Self Portrait in Dark Interior
—for Patrick Rosal
Before, ache never seemed long like a tunnel
under the city flaring off another tunnel
the subway rumbled against, or the dark
jutting out of daylight’s reach up on 187th
when I know some part is inhabited and
that habitation looks out at me. I know
every uninhabited place lodges a thing looking
out. I have grown into a life, become middle
aged, deepened into the hidden inside, like
the day into its other half, or a memory
of a woman’s silence after she didn’t
want to be kissed, and I wonder when rot
began, and I wonder what other ideas the cabbie
had when he turned into the truck’s path.
Sometimes silence is emptier than some oaths
I have made. Hours change habits and late seeps

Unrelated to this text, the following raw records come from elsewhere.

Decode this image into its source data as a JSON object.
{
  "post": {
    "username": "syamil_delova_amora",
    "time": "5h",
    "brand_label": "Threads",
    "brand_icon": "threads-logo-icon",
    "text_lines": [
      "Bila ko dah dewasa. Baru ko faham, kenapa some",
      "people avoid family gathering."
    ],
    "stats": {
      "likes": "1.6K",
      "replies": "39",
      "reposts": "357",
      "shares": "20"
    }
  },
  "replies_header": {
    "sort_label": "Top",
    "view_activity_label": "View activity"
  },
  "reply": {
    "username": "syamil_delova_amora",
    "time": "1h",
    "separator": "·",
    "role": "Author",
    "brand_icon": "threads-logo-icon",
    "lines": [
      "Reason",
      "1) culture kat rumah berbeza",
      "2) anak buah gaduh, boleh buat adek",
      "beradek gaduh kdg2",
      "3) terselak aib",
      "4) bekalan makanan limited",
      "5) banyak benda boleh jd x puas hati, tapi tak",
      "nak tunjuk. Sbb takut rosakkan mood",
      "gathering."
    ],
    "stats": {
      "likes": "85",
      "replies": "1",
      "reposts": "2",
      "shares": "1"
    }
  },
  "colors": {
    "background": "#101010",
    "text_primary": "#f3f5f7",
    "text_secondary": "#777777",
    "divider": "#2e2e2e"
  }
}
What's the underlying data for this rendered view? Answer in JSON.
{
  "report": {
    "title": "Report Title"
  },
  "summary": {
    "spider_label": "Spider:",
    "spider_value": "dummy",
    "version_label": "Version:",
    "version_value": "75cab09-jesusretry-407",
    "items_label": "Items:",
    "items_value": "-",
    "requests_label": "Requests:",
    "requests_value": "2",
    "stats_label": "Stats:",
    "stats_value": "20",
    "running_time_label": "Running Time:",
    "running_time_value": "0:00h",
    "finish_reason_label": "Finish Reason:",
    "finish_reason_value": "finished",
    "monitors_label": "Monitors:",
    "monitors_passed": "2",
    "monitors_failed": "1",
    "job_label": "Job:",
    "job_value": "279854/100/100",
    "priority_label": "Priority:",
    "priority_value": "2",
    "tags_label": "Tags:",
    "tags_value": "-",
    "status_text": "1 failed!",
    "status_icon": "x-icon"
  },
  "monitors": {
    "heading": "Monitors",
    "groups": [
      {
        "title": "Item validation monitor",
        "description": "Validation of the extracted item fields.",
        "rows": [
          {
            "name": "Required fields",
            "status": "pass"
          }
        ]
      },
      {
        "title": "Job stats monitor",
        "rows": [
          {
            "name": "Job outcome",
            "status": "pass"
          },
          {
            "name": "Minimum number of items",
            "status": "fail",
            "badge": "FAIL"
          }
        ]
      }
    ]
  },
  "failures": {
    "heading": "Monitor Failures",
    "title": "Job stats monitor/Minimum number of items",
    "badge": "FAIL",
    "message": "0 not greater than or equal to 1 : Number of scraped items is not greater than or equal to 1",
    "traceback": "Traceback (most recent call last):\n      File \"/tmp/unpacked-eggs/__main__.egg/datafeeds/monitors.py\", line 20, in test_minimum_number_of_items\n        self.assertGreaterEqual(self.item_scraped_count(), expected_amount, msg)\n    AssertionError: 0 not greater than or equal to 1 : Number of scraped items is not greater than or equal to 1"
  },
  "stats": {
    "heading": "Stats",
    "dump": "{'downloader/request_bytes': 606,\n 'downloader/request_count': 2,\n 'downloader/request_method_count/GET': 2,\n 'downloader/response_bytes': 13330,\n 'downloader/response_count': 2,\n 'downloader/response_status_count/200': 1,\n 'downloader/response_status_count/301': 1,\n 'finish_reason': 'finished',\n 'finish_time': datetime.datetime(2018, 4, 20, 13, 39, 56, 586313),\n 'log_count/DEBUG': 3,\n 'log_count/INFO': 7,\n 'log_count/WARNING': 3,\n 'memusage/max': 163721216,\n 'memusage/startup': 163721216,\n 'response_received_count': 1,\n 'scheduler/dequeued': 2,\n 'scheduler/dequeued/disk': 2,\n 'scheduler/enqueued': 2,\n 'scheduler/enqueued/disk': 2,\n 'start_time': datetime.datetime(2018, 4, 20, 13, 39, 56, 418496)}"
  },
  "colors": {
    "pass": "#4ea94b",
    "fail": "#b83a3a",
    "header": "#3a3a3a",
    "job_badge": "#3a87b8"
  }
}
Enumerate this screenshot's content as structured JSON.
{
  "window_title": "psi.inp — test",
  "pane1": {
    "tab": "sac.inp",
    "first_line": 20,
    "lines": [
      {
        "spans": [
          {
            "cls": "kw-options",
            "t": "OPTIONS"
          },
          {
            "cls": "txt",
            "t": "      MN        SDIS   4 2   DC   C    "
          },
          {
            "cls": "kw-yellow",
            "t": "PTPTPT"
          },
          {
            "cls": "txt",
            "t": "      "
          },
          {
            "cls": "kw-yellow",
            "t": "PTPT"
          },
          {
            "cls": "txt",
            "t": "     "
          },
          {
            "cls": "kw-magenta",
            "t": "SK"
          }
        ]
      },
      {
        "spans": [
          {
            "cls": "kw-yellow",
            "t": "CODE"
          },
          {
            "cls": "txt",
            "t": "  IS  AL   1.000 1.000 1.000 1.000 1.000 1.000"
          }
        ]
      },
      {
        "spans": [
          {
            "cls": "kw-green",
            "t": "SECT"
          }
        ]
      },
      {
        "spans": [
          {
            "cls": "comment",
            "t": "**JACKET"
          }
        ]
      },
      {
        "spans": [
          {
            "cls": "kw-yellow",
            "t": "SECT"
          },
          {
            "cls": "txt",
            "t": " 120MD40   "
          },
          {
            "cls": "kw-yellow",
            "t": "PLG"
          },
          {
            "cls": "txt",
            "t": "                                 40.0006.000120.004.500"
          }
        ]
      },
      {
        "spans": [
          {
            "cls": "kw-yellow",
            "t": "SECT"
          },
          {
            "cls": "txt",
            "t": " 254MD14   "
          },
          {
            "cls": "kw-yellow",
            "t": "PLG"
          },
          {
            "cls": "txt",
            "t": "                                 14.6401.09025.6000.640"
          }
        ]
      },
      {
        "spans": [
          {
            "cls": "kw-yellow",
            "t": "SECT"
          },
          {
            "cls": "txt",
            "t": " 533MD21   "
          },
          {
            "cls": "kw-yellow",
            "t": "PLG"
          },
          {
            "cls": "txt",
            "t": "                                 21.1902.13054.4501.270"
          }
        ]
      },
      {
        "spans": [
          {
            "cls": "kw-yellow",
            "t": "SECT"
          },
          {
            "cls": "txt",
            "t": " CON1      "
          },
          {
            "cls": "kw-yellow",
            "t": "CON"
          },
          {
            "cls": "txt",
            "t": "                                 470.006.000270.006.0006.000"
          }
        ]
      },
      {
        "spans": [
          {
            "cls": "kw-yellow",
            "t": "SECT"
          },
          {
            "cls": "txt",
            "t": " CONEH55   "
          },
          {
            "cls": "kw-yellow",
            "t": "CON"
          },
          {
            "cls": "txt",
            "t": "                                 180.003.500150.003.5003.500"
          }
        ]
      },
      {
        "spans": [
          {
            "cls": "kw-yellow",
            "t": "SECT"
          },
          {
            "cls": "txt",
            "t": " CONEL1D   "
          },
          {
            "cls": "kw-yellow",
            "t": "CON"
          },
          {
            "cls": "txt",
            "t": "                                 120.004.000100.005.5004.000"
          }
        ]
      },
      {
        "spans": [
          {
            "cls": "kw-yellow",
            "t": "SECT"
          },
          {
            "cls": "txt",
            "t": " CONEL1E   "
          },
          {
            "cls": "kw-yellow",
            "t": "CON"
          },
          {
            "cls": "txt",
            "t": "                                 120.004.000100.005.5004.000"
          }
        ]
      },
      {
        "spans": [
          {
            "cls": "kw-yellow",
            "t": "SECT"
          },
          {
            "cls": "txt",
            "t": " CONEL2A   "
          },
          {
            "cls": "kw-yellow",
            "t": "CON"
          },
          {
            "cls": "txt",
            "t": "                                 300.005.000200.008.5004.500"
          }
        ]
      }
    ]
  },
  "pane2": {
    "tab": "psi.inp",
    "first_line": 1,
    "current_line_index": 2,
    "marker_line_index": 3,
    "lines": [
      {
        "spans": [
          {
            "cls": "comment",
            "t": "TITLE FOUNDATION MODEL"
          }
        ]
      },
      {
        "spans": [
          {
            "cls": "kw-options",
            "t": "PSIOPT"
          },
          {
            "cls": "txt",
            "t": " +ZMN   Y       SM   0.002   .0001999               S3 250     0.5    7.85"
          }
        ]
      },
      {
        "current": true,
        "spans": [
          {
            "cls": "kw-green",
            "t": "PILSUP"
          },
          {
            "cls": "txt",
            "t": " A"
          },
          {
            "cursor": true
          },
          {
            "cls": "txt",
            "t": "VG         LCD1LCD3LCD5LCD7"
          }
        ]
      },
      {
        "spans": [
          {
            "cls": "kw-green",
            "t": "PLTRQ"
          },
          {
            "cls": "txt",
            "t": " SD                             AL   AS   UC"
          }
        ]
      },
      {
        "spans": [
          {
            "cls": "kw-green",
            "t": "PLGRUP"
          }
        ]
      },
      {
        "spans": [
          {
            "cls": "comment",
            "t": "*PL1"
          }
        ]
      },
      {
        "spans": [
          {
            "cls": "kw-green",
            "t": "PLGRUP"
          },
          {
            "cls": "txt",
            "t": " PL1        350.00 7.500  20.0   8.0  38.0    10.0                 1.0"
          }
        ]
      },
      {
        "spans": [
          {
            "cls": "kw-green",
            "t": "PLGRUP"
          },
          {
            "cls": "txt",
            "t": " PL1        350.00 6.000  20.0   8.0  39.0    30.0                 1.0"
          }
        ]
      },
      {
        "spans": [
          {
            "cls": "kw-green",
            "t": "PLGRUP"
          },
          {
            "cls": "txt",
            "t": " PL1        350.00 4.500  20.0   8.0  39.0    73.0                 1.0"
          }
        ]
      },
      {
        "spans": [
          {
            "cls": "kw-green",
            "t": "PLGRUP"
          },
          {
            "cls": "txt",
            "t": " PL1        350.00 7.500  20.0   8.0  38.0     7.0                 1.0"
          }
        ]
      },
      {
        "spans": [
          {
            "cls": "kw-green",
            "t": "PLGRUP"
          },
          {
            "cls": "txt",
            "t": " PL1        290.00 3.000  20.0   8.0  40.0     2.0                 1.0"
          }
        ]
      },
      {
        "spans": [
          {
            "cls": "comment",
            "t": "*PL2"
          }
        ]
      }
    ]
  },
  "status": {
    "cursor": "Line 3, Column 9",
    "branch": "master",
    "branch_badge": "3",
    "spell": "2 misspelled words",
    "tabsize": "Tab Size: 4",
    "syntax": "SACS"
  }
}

into early and rain, in another part of this
country, suddenly, heavily falls, flattens seams,
frays and splits them like I did away from a lover once
in a city where both of us were foreign, and she
the only person who recognized me for a thousand miles,
the only one who knew where I was. And
then not. This ache is empty like that.
Copyright © 2015 by Curtis Bauer. “Self Portrait in Dark Interior” originally appeared in Southern Indiana Review. Used with permission of the author.
Curtis Bauer is the author of two poetry collections: The Real Cause for Your Absence (C&R Press, 2013) and Fence Line (BkMk Press, 2004), winner of the 2003 John Ciardi Poetry Prize.
Date Published: 2018-01-24
Source URL: https://poets.org/poem/self-portrait-dark-interior